**EXTRACTED RECORDS:**
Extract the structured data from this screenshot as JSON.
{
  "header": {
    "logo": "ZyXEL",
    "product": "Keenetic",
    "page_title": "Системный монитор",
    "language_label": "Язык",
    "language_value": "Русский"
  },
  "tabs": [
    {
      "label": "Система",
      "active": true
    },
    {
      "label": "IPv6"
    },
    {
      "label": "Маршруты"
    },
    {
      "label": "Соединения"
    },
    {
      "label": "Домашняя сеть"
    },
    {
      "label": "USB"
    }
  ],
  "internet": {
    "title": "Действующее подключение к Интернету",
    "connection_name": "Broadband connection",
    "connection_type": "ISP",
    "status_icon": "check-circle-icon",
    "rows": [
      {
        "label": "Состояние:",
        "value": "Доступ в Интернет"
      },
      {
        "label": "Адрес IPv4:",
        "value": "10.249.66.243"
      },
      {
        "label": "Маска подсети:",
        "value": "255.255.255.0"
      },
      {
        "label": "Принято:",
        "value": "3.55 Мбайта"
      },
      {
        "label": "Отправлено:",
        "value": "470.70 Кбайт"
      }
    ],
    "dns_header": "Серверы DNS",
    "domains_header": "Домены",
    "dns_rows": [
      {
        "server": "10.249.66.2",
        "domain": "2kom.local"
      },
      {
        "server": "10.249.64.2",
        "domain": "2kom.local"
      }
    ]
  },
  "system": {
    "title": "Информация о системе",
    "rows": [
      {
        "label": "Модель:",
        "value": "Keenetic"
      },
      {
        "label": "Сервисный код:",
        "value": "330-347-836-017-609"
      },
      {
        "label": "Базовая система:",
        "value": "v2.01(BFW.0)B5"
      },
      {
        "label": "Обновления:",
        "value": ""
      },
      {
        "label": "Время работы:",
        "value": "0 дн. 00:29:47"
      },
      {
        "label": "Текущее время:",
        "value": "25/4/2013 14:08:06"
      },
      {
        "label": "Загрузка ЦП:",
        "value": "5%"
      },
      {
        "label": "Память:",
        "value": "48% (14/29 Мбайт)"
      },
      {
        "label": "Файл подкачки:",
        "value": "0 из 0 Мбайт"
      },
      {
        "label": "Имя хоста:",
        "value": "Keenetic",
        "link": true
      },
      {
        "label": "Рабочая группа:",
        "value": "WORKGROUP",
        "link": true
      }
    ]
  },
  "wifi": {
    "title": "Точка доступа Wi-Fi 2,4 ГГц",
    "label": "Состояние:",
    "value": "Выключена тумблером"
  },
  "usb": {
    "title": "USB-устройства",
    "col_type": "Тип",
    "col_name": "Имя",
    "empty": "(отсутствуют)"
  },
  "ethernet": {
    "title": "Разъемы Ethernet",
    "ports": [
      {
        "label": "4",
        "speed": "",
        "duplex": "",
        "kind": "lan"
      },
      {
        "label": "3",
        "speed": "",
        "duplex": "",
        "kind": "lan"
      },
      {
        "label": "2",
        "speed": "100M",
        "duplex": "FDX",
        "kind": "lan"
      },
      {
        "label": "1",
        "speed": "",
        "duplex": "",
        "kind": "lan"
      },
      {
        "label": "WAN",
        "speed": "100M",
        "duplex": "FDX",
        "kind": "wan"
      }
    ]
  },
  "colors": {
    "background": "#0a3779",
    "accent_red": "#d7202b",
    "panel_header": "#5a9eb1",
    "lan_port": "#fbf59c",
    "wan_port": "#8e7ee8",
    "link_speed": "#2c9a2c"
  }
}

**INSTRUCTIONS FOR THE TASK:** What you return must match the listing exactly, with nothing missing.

**EXERCISE ANSWER:**
Extract the structured data from this screenshot as JSON.
{
  "header": {
    "logo": "ZyXEL",
    "product": "Keenetic",
    "page_title": "Системный монитор",
    "language_label": "Язык",
    "language_value": "Русский"
  },
  "tabs": [
    {
      "label": "Система",
      "active": true
    },
    {
      "label": "IPv6"
    },
    {
      "label": "Маршруты"
    },
    {
      "label": "Соединения"
    },
    {
      "label": "Домашняя сеть"
    },
    {
      "label": "USB"
    }
  ],
  "internet": {
    "title": "Действующее подключение к Интернету",
    "connection_name": "Broadband connection",
    "connection_type": "ISP",
    "status_icon": "check-circle-icon",
    "rows": [
      {
        "label": "Состояние:",
        "value": "Доступ в Интернет"
      },
      {
        "label": "Адрес IPv4:",
        "value": "10.249.66.243"
      },
      {
        "label": "Маска подсети:",
        "value": "255.255.255.0"
      },
      {
        "label": "Принято:",
        "value": "3.55 Мбайта"
      },
      {
        "label": "Отправлено:",
        "value": "470.70 Кбайт"
      }
    ],
    "dns_header": "Серверы DNS",
    "domains_header": "Домены",
    "dns_rows": [
      {
        "server": "10.249.66.2",
        "domain": "2kom.local"
      },
      {
        "server": "10.249.64.2",
        "domain": "2kom.local"
      }
    ]
  },
  "system": {
    "title": "Информация о системе",
    "rows": [
      {
        "label": "Модель:",
        "value": "Keenetic"
      },
      {
        "label": "Сервисный код:",
        "value": "330-347-836-017-609"
      },
      {
        "label": "Базовая система:",
        "value": "v2.01(BFW.0)B5"
      },
      {
        "label": "Обновления:",
        "value": ""
      },
      {
        "label": "Время работы:",
        "value": "0 дн. 00:29:47"
      },
      {
        "label": "Текущее время:",
        "value": "25/4/2013 14:08:06"
      },
      {
        "label": "Загрузка ЦП:",
        "value": "5%"
      },
      {
        "label": "Память:",
        "value": "48% (14/29 Мбайт)"
      },
      {
        "label": "Файл подкачки:",
        "value": "0 из 0 Мбайт"
      },
      {
        "label": "Имя хоста:",
        "value": "Keenetic",
        "link": true
      },
      {
        "label": "Рабочая группа:",
        "value": "WORKGROUP",
        "link": true
      }
    ]
  },
  "wifi": {
    "title": "Точка доступа Wi-Fi 2,4 ГГц",
    "label": "Состояние:",
    "value": "Выключена тумблером"
  },
  "usb": {
    "title": "USB-устройства",
    "col_type": "Тип",
    "col_name": "Имя",
    "empty": "(отсутствуют)"
  },
  "ethernet": {
    "title": "Разъемы Ethernet",
    "ports": [
      {
        "label": "4",
        "speed": "",
        "duplex": "",
        "kind": "lan"
      },
      {
        "label": "3",
        "speed": "",
        "duplex": "",
        "kind": "lan"
      },
      {
        "label": "2",
        "speed": "100M",
        "duplex": "FDX",
        "kind": "lan"
      },
      {
        "label": "1",
        "speed": "",
        "duplex": "",
        "kind": "lan"
      },
      {
        "label": "WAN",
        "speed": "100M",
        "duplex": "FDX",
        "kind": "wan"
      }
    ]
  },
  "colors": {
    "background": "#0a3779",
    "accent_red": "#d7202b",
    "panel_header": "#5a9eb1",
    "lan_port": "#fbf59c",
    "wan_port": "#8e7ee8",
    "link_speed": "#2c9a2c"
  }
}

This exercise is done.